▶ **About this exercise**
Look through the entries for the string "true" and copy every line where it shows up.

▶ **Data records for software interfaces**

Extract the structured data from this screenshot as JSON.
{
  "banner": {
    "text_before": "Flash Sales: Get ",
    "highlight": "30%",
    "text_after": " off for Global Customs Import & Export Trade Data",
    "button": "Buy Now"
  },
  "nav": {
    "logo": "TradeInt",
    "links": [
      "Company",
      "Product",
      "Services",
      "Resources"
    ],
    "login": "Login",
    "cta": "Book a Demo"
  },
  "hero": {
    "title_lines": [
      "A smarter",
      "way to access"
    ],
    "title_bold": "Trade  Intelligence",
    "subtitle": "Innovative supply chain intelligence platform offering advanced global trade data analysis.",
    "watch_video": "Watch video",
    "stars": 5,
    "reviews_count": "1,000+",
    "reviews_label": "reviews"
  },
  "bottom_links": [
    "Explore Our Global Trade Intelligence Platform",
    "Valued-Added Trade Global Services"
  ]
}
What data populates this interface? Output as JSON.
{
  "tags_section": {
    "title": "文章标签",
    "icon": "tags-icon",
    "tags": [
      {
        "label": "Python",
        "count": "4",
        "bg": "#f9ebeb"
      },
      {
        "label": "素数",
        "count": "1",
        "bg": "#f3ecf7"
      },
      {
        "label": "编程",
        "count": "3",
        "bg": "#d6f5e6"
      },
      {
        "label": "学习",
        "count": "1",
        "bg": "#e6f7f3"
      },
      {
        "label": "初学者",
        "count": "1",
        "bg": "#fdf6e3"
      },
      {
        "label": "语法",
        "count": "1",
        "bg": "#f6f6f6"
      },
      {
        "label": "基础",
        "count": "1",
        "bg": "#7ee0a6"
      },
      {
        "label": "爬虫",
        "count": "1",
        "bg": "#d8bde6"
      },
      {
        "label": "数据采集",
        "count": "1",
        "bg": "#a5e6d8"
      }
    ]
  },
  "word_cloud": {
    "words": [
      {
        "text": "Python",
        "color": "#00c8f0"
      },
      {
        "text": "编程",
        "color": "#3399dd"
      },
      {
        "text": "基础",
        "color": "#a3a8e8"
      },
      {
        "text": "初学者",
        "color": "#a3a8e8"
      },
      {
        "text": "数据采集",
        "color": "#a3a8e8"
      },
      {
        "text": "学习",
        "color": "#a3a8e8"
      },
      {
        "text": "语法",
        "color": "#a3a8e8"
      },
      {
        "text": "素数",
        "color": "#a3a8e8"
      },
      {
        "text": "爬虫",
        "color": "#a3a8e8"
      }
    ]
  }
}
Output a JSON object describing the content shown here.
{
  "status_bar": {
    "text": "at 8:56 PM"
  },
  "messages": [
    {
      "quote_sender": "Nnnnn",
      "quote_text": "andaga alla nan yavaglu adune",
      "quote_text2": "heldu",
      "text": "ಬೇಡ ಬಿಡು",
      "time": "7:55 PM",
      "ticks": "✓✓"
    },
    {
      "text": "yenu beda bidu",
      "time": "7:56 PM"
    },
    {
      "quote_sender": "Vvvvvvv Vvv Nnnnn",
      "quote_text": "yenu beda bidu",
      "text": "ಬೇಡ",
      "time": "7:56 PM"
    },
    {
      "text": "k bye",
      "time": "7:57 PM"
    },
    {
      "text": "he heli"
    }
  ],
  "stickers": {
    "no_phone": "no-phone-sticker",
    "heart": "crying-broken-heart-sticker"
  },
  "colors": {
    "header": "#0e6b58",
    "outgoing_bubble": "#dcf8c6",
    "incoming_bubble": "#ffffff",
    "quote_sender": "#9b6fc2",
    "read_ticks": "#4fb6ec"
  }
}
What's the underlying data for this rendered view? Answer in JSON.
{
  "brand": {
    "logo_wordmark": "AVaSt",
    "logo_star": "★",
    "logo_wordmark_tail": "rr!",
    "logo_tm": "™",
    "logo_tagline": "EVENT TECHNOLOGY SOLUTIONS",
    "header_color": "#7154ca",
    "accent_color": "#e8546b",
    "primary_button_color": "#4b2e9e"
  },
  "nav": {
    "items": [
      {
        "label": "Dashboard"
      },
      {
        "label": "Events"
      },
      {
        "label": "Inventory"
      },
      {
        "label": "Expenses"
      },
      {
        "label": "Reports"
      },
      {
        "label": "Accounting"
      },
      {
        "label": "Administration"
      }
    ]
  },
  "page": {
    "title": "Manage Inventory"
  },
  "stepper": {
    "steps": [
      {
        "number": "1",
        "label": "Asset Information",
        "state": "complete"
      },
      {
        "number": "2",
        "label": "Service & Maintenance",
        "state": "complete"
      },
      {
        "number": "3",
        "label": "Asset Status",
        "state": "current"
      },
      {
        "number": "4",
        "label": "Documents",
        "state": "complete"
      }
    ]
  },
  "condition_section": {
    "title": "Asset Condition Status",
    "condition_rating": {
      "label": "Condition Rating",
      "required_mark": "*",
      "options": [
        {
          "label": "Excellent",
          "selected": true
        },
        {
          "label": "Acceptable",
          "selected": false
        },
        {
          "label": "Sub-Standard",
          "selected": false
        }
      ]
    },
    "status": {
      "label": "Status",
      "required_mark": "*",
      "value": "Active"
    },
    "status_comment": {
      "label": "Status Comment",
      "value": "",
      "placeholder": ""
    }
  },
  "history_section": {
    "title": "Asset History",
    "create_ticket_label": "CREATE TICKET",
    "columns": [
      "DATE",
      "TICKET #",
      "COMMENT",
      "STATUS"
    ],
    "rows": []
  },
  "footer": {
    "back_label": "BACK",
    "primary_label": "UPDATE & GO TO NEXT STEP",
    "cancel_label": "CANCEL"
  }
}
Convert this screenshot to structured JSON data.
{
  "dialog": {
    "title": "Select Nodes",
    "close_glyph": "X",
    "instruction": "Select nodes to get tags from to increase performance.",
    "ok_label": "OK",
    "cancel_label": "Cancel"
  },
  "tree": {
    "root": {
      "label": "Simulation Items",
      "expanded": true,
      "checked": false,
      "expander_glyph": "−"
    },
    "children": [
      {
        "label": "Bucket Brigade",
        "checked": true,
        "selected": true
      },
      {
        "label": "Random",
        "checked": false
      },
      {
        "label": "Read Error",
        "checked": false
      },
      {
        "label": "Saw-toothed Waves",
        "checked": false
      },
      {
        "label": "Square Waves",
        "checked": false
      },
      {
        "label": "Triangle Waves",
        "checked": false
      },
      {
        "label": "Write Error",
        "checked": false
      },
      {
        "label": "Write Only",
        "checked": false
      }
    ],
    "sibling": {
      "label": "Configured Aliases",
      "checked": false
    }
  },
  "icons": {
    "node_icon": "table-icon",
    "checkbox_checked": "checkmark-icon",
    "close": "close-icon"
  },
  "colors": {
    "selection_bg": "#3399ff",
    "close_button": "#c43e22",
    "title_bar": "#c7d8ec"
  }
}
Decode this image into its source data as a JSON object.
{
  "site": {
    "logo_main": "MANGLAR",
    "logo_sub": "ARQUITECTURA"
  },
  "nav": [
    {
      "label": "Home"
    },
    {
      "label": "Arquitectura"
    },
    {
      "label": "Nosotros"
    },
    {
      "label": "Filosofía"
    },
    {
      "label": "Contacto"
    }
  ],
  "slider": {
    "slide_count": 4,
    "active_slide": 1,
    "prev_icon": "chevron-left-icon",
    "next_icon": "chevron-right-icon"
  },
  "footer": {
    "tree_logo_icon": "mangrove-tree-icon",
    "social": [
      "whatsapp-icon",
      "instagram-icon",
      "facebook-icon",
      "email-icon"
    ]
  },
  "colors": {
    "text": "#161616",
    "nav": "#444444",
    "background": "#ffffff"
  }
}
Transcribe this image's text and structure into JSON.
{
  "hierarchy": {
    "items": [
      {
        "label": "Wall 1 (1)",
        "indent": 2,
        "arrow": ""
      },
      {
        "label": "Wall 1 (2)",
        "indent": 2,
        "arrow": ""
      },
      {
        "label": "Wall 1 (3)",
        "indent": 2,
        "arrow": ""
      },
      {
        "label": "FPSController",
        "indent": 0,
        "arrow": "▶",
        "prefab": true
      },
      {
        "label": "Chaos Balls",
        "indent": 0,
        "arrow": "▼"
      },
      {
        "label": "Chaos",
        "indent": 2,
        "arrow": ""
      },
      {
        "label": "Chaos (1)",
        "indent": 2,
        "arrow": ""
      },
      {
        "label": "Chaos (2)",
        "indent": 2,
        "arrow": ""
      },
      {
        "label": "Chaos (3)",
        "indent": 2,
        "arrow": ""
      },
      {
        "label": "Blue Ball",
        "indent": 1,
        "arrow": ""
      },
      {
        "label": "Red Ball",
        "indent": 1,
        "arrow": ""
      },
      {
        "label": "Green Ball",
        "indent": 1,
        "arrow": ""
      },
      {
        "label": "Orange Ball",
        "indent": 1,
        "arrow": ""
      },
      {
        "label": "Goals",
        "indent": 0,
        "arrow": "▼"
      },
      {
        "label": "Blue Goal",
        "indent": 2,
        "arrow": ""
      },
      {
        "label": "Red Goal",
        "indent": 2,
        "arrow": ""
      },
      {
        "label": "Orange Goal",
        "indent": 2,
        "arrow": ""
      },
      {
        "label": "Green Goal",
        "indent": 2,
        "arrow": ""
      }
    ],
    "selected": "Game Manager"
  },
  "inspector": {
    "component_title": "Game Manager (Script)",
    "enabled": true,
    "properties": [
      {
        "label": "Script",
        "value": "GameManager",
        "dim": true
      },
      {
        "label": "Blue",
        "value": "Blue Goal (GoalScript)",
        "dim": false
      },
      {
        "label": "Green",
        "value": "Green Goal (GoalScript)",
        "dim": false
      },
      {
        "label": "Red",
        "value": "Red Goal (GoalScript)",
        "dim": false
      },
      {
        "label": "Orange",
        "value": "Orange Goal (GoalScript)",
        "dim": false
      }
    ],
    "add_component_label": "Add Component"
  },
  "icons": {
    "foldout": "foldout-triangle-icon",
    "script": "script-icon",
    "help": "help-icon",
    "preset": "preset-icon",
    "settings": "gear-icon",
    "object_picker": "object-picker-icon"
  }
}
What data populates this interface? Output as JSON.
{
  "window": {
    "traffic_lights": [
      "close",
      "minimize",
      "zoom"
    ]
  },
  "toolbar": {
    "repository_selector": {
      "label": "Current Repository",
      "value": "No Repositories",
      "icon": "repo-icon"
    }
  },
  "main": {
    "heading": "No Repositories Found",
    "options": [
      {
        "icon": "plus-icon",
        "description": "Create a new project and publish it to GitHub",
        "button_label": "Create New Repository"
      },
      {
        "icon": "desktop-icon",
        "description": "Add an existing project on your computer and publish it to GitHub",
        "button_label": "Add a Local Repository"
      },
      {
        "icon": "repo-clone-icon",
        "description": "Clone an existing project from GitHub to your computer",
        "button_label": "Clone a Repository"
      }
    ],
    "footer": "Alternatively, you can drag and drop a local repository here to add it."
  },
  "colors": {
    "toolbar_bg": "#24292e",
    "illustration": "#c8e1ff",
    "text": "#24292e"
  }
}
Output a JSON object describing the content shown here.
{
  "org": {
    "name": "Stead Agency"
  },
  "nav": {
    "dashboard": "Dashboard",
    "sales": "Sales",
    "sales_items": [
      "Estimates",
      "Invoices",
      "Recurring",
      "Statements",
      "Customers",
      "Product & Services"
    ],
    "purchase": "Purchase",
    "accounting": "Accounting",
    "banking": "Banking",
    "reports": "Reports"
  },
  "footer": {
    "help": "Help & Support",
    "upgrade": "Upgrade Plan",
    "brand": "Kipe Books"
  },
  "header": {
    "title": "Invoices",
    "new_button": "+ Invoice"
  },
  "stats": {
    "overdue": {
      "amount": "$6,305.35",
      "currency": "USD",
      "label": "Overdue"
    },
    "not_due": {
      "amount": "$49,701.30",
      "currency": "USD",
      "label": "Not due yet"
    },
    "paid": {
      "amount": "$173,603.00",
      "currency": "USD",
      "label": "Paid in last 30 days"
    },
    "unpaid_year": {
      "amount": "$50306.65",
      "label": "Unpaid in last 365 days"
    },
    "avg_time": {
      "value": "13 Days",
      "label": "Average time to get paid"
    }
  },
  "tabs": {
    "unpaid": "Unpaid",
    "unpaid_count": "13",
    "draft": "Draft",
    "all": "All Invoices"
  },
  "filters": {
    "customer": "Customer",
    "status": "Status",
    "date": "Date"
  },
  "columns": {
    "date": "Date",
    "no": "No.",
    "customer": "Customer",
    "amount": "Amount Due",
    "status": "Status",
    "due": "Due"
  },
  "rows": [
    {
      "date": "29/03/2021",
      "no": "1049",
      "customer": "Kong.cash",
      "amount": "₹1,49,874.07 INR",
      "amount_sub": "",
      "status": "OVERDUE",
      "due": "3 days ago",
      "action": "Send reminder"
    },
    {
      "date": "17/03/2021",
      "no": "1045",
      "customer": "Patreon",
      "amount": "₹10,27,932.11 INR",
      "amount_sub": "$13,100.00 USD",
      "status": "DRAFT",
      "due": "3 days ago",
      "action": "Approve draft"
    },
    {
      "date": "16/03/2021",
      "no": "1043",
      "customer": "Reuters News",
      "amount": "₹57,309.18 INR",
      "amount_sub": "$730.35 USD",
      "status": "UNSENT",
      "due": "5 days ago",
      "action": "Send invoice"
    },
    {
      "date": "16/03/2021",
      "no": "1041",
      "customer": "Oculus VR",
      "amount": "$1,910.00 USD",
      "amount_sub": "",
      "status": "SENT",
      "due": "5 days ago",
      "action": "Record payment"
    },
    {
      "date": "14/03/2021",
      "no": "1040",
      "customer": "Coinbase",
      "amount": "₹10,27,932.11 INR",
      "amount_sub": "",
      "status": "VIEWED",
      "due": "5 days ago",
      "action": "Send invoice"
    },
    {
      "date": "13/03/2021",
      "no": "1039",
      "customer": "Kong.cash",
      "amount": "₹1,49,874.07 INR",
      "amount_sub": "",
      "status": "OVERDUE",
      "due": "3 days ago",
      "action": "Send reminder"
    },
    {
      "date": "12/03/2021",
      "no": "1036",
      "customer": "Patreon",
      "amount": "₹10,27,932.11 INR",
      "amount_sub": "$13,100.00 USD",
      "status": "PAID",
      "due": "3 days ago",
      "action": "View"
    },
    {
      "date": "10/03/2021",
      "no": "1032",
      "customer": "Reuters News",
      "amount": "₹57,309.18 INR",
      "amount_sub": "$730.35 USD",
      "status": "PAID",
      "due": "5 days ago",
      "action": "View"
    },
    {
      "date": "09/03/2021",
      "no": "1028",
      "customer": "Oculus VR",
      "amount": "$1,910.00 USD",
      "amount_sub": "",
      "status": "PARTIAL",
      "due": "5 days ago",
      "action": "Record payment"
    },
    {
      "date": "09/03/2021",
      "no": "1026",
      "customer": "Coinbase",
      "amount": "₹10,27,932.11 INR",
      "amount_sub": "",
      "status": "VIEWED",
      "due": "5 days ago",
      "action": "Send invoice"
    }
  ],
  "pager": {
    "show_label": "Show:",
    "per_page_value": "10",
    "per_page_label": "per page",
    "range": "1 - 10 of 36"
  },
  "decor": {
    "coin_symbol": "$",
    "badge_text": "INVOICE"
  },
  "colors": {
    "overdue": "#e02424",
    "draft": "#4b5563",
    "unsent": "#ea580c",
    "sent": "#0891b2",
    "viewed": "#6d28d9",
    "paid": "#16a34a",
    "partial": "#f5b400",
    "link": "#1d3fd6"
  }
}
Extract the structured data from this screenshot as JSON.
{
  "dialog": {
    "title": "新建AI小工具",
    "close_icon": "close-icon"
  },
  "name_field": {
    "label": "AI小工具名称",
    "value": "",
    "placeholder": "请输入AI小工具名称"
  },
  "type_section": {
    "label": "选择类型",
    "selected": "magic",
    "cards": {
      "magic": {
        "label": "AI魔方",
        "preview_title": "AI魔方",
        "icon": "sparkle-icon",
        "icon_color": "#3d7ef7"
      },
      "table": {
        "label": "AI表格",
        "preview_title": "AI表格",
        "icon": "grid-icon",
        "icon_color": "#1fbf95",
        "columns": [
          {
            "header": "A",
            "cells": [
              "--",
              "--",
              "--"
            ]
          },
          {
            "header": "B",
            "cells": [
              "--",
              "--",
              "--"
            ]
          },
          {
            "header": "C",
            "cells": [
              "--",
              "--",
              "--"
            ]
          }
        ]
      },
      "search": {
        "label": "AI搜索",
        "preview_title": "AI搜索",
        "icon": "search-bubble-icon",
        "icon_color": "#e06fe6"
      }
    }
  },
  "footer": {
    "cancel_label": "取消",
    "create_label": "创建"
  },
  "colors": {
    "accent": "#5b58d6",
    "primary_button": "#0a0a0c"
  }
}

▶ **Answer to this exercise**
          "selected": true
      "expanded": true,
        "checked": true,
        "selected": true
        "prefab": true
    "enabled": true,
        "dim": true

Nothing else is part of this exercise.